Exercise requirements:
Each line of the data holding "Record" should be found and copied.

Input data START

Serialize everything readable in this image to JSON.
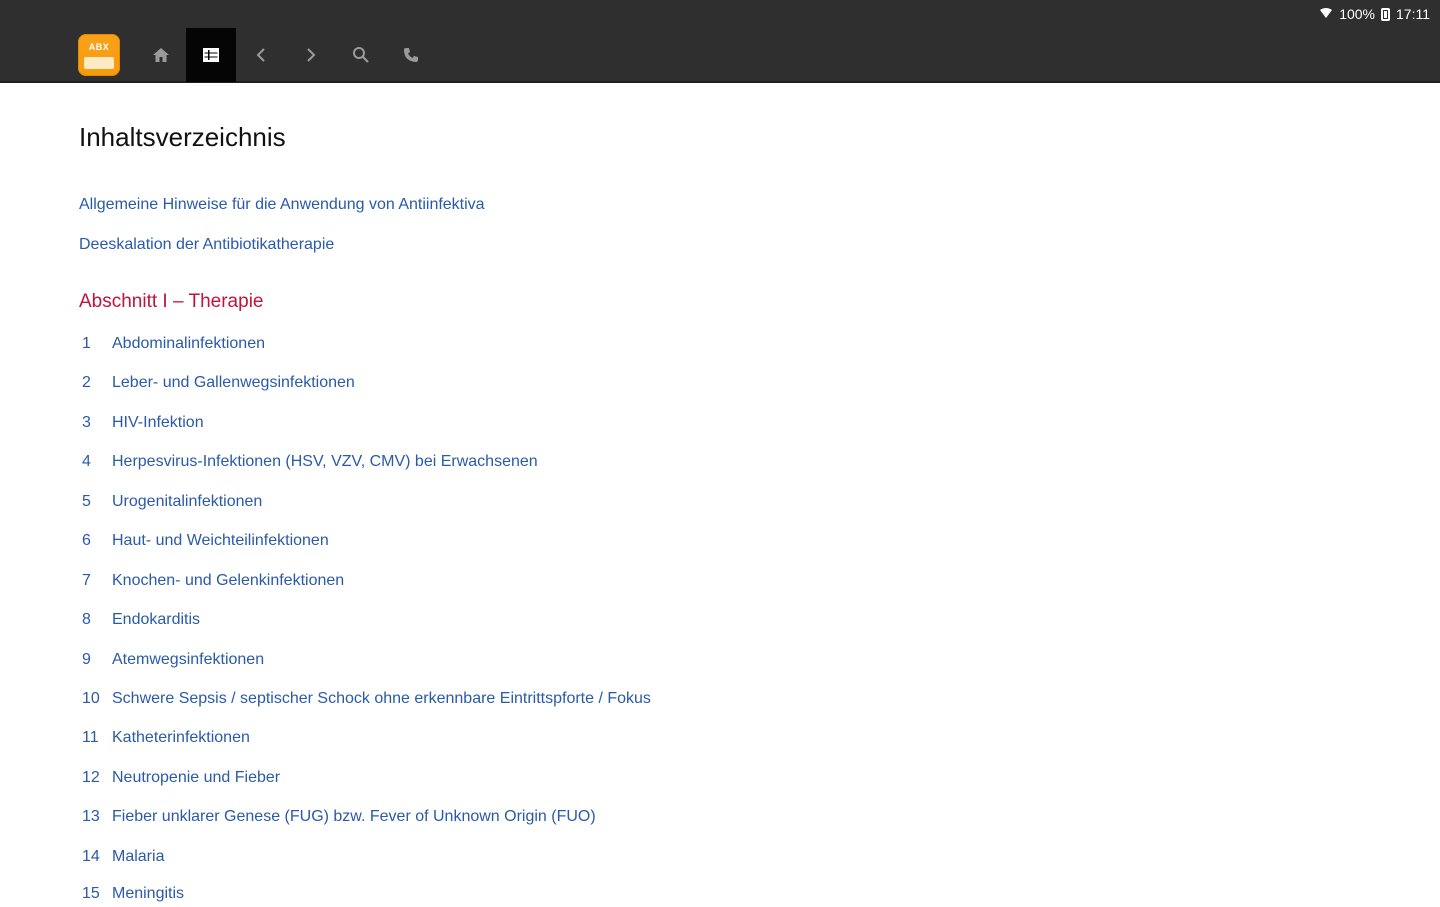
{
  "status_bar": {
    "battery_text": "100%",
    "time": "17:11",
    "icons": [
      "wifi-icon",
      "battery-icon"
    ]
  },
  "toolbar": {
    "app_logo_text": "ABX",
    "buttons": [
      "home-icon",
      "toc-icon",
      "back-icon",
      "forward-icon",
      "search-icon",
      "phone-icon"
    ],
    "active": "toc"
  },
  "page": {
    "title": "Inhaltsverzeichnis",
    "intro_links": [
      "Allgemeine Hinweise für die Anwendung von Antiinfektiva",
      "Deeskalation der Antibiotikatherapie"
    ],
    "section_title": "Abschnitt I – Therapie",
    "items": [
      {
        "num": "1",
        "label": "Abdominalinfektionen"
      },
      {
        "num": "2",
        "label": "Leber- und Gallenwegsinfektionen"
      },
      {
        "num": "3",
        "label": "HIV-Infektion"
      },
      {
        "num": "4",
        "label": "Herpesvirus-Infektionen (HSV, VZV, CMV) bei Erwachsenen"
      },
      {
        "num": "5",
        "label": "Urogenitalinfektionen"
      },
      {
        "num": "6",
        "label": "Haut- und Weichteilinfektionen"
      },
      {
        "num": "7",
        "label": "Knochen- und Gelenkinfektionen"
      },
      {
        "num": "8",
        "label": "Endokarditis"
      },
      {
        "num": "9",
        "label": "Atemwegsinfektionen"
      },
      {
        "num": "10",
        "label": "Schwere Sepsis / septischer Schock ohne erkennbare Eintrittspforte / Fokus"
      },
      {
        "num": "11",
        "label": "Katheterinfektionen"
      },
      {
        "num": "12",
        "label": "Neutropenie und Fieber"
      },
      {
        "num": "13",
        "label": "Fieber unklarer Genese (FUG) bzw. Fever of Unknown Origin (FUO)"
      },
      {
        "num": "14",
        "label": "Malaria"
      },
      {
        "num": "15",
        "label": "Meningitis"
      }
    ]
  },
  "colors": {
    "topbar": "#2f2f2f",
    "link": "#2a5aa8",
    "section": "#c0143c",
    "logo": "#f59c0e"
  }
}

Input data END
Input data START

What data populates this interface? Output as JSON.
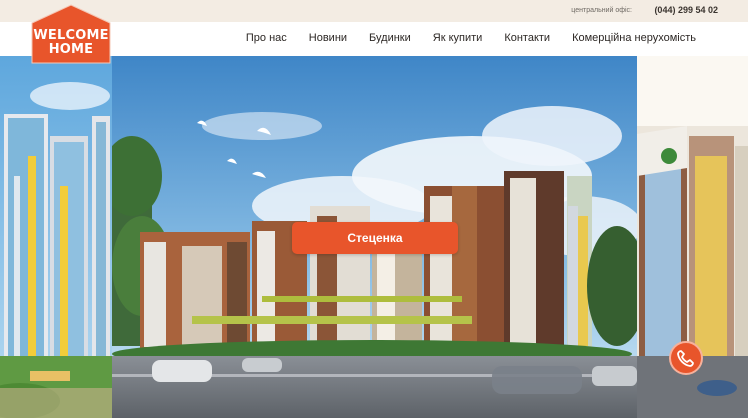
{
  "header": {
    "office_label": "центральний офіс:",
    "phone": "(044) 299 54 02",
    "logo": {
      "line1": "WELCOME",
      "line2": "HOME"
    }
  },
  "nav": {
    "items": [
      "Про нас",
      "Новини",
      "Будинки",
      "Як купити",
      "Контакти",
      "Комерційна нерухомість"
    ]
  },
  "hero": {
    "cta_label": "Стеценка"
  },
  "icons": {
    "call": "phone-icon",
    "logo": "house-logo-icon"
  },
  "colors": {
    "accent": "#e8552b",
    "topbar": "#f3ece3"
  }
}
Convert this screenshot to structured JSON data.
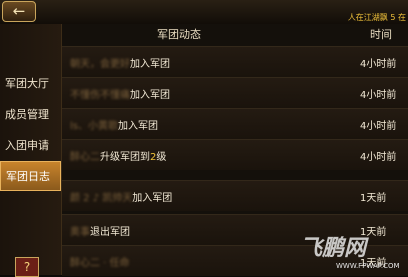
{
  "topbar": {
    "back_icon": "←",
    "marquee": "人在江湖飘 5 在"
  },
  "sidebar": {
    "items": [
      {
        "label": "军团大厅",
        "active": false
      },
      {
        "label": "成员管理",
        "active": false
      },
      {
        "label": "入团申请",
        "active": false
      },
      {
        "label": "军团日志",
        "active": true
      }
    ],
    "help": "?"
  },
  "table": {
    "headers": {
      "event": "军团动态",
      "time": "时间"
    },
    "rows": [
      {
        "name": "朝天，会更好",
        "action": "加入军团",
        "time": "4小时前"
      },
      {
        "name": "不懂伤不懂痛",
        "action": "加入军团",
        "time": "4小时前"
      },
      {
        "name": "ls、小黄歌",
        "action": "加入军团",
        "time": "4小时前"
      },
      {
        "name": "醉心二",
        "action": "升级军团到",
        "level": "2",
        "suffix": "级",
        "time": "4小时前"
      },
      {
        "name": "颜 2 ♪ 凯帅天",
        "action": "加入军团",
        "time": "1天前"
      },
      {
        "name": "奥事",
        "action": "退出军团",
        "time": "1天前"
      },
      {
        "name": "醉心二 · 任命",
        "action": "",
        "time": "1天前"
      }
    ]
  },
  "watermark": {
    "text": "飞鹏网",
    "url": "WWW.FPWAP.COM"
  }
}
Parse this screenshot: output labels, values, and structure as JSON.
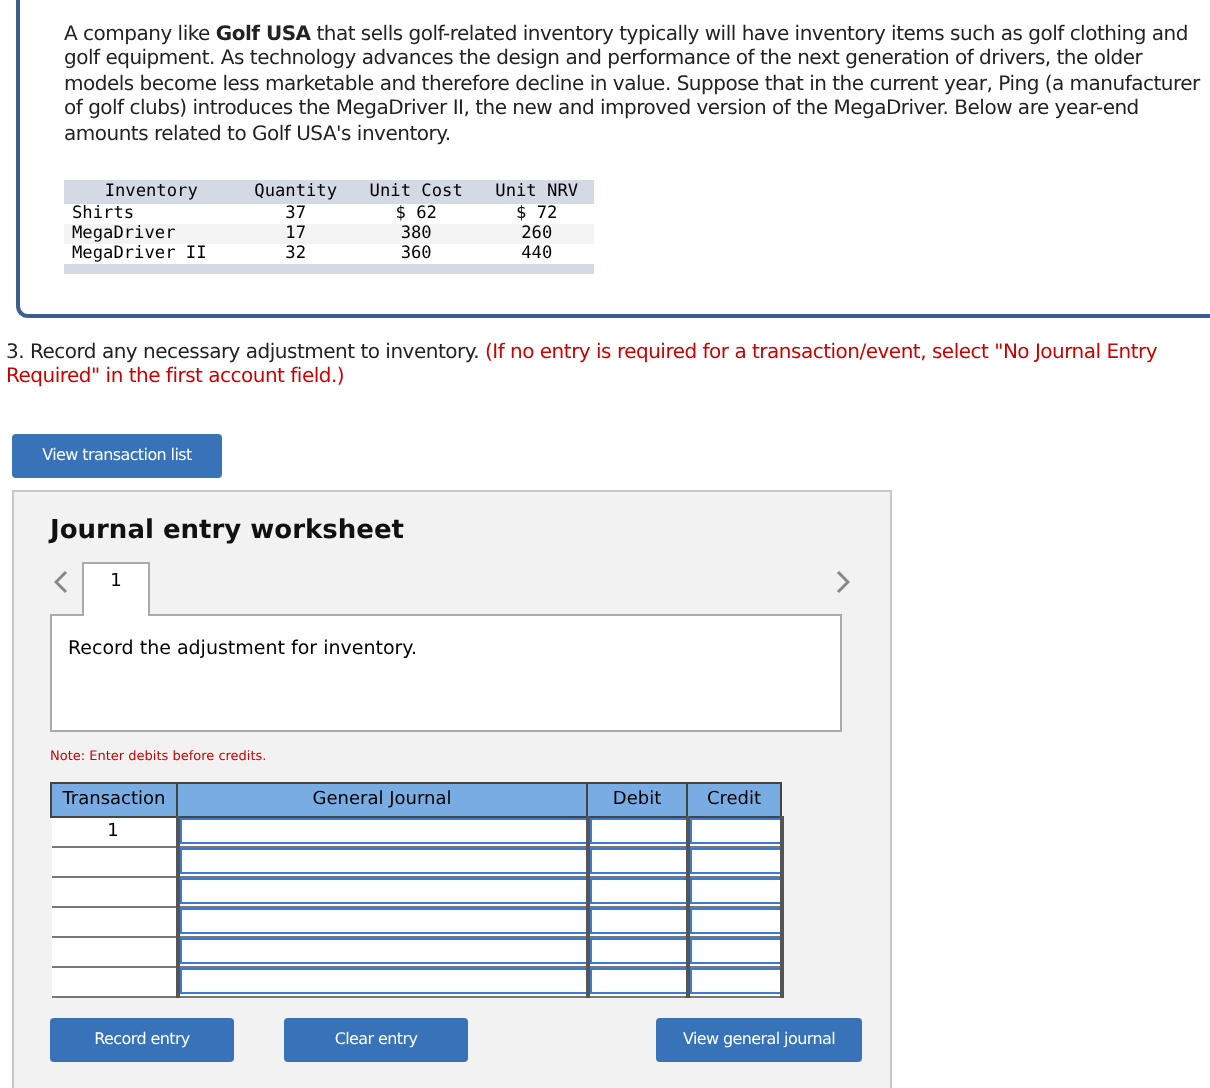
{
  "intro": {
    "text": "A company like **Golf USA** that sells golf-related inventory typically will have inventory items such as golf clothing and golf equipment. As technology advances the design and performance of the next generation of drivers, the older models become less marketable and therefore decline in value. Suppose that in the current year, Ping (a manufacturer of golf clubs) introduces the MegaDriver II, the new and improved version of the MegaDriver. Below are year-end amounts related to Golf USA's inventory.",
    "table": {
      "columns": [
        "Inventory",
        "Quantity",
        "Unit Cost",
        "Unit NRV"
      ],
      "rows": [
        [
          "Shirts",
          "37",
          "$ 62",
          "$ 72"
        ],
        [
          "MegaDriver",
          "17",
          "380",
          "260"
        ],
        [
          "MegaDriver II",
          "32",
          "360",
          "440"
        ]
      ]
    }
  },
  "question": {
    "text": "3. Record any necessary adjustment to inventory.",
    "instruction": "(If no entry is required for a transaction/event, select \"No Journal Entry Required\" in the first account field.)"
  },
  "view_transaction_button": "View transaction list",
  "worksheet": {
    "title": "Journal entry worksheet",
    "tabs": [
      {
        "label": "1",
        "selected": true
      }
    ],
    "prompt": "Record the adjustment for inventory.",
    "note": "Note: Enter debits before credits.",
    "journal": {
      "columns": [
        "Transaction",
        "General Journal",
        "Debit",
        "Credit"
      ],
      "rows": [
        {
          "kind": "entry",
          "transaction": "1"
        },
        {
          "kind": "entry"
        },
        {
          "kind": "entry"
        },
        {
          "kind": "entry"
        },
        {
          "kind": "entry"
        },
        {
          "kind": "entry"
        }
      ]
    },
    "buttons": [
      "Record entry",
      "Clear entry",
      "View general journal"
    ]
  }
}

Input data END

Solution below:
    "text": "3. Record any necessary adjustment to inventory.",
    "prompt": "Record the adjustment for inventory.",
      "Record entry",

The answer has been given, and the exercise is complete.